Apply the slider
Until the stars disappear
If there are only stars in the image (and no diffuse nebulae that are still showing), you can skip the next few steps.

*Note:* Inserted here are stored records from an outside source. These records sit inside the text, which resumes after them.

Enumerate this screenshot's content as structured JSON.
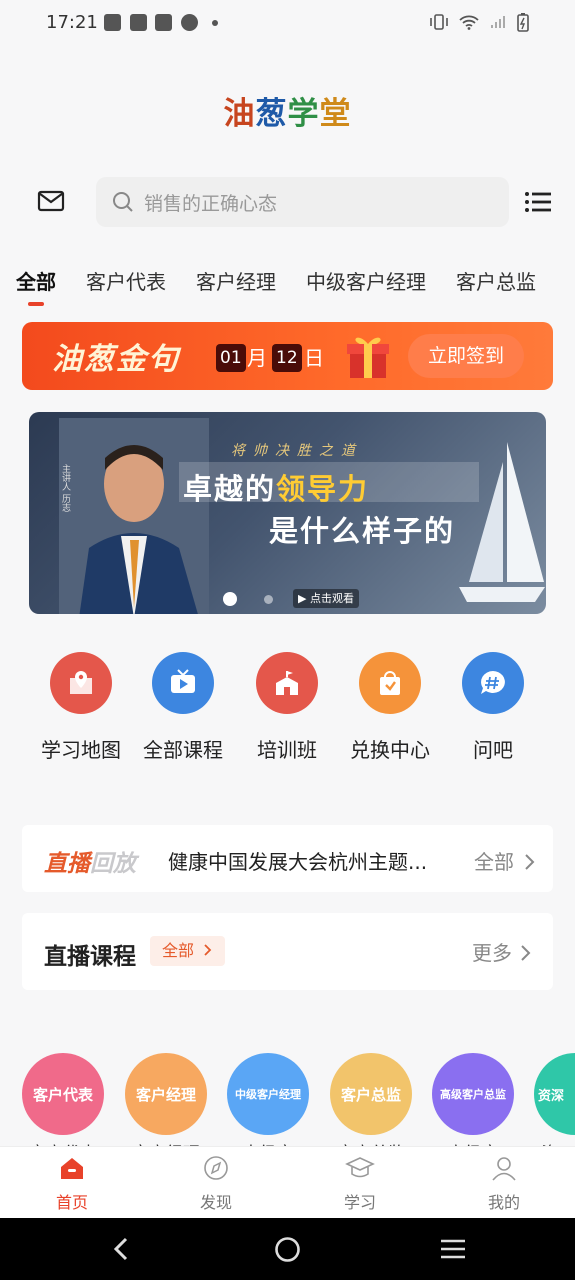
{
  "status_bar": {
    "time": "17:21"
  },
  "header": {
    "logo_chars": [
      "油",
      "葱",
      "学",
      "堂"
    ],
    "search_placeholder": "销售的正确心态"
  },
  "tabs": [
    {
      "label": "全部",
      "active": true
    },
    {
      "label": "客户代表"
    },
    {
      "label": "客户经理"
    },
    {
      "label": "中级客户经理"
    },
    {
      "label": "客户总监"
    }
  ],
  "signin_banner": {
    "title": "油葱金句",
    "month": "01",
    "month_unit": "月",
    "day": "12",
    "day_unit": "日",
    "button": "立即签到"
  },
  "hero_banner": {
    "speaker_label": "主讲人 历志",
    "slogan": "将帅决胜之道",
    "line1_prefix": "卓越的",
    "line1_highlight": "领导力",
    "line2": "是什么样子的",
    "play_label": "▶ 点击观看",
    "slide_count": 2,
    "active_slide": 1
  },
  "quick_entries": [
    {
      "label": "学习地图",
      "icon": "map-pin-icon",
      "color": "#e4574b"
    },
    {
      "label": "全部课程",
      "icon": "tv-play-icon",
      "color": "#3d86e0"
    },
    {
      "label": "培训班",
      "icon": "school-icon",
      "color": "#e4574b"
    },
    {
      "label": "兑换中心",
      "icon": "exchange-bag-icon",
      "color": "#f5933a"
    },
    {
      "label": "问吧",
      "icon": "hashtag-chat-icon",
      "color": "#3d86e0"
    }
  ],
  "replay": {
    "logo_part1": "直播",
    "logo_part2": "回放",
    "title": "健康中国发展大会杭州主题...",
    "all_label": "全部"
  },
  "live_courses": {
    "title": "直播课程",
    "tag": "全部",
    "more": "更多"
  },
  "roles": [
    {
      "label": "客户代表",
      "sub": "客户代表",
      "color": "#f06a8a"
    },
    {
      "label": "客户经理",
      "sub": "客户经理",
      "color": "#f7a860"
    },
    {
      "label": "中级客户经理",
      "sub": "中级客",
      "color": "#5aa6f5"
    },
    {
      "label": "客户总监",
      "sub": "客户总监",
      "color": "#f2c46b"
    },
    {
      "label": "高级客户总监",
      "sub": "高级客",
      "color": "#8a6ff0"
    },
    {
      "label": "资深",
      "sub": "资",
      "color": "#2fc7a8"
    }
  ],
  "bottom_nav": [
    {
      "label": "首页",
      "icon": "home-icon",
      "active": true
    },
    {
      "label": "发现",
      "icon": "compass-icon"
    },
    {
      "label": "学习",
      "icon": "graduation-cap-icon"
    },
    {
      "label": "我的",
      "icon": "user-icon"
    }
  ]
}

Rejoin at the instruction to go back to the Layer tool
Otherwise, select the Oval tool, because we want to set the paler area to the background.
Then use the Dropper tool to select a colour close to the average colour of the area you have selected
and then use the Flood fill tool
to colour in the selected area with an even level of colour
Now press Ctrl+A to select the full layer area – you can see that the layer isn’t perfect as there’s a bit of an edge to the flood fill area
So go back to the Blur tool (in Effects) and repeat the Gaussian blur with the same value as before.
Now, go back to the Layer tool Menu and select Layer Properties
The next thing we want to do is to change the Blending Mode from “Normal” to “Difference”
– this subtracts the smoothed out layer from the star filled layer below, and gives the background sky the expected black colour.
The last two stages are to Merge the layers down
And save the image in whatever format you prefer
As you may be aware, saving as JPEG loses some of the detail as the format includes compression, so saving in a format such as PNG or TIFF may be preferred.
The same technique can be done with any image processing software that has decent Layers handling, such as Photoshop and the GIMP. I have demonstrated in Paint.net because it’s got a relatively straightforward interface and an easier learning curve than some of the others.